New Castle News

June 27, 2013

Tim Kolodziej: What if we fought dependency with ... dependency?

Tim Kolodziej
New Castle News

NEW CASTLE — Had a deep, deep thought this morning.

Here it is:

We are all dependent.

Every one of us.

Every day.

In pretty much every way.

We can’t help it.

It's how we’re wired.



Forced to skip your coffee this morning?

Now you’ve got a headache.

Now you're snapping at your co-workers.

Now you're just trying to make it to lunch.

Now you’re ... battling to overcome your dependency.

Yes, you’re dependent, whether you admit or not.

So am I.

It's how we’re wired.



T.G.I.F.

Finally.

It’s how a lot of us get through life.

We look forward to the weekend.

We look forward to the adrenaline rush of the club, the wedding reception or the big party.

We can’t wait to dive into the pool, hit the bike trail or compete in the tournament.

Daydreaming about Saturday during Tuesday afternoon’s meeting helps us push through.

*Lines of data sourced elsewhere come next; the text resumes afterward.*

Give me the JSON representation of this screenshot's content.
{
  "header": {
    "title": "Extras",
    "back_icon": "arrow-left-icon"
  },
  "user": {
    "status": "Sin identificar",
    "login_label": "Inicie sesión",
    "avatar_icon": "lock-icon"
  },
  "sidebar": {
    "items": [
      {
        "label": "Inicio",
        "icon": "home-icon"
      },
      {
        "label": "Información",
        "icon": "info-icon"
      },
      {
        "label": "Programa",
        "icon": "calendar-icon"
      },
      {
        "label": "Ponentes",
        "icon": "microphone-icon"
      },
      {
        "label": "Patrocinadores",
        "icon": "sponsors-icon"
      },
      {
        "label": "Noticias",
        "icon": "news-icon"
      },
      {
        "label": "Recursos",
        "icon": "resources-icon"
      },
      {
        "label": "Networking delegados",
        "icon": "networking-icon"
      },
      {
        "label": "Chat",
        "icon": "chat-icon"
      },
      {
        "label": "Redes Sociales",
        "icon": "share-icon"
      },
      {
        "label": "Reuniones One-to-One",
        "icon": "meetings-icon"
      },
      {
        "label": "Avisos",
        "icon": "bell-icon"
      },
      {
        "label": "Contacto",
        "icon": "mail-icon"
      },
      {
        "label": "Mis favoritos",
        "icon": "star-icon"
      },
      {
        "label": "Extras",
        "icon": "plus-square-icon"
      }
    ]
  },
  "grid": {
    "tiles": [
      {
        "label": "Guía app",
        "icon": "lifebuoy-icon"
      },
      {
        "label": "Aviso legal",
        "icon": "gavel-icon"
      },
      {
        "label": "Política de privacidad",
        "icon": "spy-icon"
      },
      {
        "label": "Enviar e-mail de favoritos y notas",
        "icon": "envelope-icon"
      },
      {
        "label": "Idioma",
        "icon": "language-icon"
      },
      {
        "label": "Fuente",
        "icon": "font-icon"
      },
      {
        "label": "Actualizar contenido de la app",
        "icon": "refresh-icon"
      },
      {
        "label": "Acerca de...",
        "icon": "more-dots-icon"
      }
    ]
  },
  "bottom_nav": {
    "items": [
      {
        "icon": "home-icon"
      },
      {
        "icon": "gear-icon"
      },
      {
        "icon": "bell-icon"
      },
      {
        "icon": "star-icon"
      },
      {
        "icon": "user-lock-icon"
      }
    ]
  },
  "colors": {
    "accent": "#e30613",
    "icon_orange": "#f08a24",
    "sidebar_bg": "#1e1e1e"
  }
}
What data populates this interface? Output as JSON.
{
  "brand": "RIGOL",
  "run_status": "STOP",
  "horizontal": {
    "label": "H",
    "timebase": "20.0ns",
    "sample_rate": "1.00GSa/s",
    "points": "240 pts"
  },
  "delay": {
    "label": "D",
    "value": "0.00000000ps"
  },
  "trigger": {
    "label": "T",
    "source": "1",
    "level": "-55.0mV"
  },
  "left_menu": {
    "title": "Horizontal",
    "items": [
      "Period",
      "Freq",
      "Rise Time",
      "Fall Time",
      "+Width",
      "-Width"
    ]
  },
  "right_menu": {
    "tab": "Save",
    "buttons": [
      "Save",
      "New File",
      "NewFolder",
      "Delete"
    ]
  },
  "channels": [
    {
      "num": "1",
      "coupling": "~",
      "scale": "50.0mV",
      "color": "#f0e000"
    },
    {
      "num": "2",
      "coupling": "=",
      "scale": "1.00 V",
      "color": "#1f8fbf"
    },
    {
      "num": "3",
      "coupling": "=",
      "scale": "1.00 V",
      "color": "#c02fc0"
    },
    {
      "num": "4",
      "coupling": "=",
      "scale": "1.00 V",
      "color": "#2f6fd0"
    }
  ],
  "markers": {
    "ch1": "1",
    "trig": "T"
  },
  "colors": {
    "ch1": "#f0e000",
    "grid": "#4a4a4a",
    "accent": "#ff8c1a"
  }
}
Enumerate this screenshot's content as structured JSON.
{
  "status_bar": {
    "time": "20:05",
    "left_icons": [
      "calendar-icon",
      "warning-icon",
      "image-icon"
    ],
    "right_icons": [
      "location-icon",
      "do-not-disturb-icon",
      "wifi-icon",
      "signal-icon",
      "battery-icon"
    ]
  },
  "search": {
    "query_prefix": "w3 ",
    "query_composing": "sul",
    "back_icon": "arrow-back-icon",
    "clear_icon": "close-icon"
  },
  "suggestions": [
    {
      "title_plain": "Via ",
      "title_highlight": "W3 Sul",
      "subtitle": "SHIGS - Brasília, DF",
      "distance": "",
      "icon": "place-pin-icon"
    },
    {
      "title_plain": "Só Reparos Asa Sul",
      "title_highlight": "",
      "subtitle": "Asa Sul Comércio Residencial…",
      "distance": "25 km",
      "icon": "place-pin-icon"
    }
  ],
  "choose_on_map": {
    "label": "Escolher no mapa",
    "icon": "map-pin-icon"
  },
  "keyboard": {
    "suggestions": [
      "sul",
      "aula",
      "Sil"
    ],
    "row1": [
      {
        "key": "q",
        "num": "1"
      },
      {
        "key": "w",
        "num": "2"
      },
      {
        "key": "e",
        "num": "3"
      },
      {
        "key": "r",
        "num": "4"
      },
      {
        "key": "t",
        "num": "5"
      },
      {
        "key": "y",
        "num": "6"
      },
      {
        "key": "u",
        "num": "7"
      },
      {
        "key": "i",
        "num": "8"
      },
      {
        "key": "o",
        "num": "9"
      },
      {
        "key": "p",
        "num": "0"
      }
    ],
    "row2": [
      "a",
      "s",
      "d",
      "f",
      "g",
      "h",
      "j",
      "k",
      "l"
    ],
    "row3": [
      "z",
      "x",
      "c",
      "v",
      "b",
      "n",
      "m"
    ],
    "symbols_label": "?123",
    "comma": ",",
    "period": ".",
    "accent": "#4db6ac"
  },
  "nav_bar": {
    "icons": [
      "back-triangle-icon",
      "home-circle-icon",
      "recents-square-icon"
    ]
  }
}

Yes, you’re dependent, whether you admit or not.

So am I.

It’s how we're wired.



What's your fix?

Television.

Drinking, drugs and partying.

Fitness.

Food.

Self-help.

I’m struggling to be a part of ...

We’re wanting to be more like ...

You’re fighting to get away from ...

From ...

From ...

From what?

Dependency?

We can’t. We never will.

It’s how we’re wired.



But.

And there’s always a but.

What if, just for today, we changed our dependency mindset?

What if, just for today, instead of thinking, “Why me?” we replaced it with “Why not?”

Here are a few examples:

•Teach a class? Why me?

•Lead a project at work? Why me?

•Coach a youth sports team? Why me?

•Mentor a young lady who just lost her mom? Why me?

•Write a note of encouragement to a co-worker who just lost his job? Why me?

Well, why not?

Really, why not?

If not you, then who?

You know what you’re missing when you choose not to? A transfer of dependency.

The bad kind to the good. From you to someone else.

As you might have guessed, each of those pursuits I just mentioned focuses on others. Our dependence, therefore, will no longer point to changing our circumstances, but changing the circumstances of those around us.

Instead of constantly looking inward, we look to the interests of others.

Instead of looking for approval, we look for ways to help.

Instead of chasing happiness — which always seems to run just a step beyond our grasp — we experience fulfillment.

And in the true pursuit of helping others, your life changes for the better. It’s a weird concept to understand, but it really does.

How?

That depends, but you’ll just have to trust me on this one.

It’s how we’re wired.

(Tim Kolodziej is executive editor at The News. To follow him on Twitter, CLICK HERE.)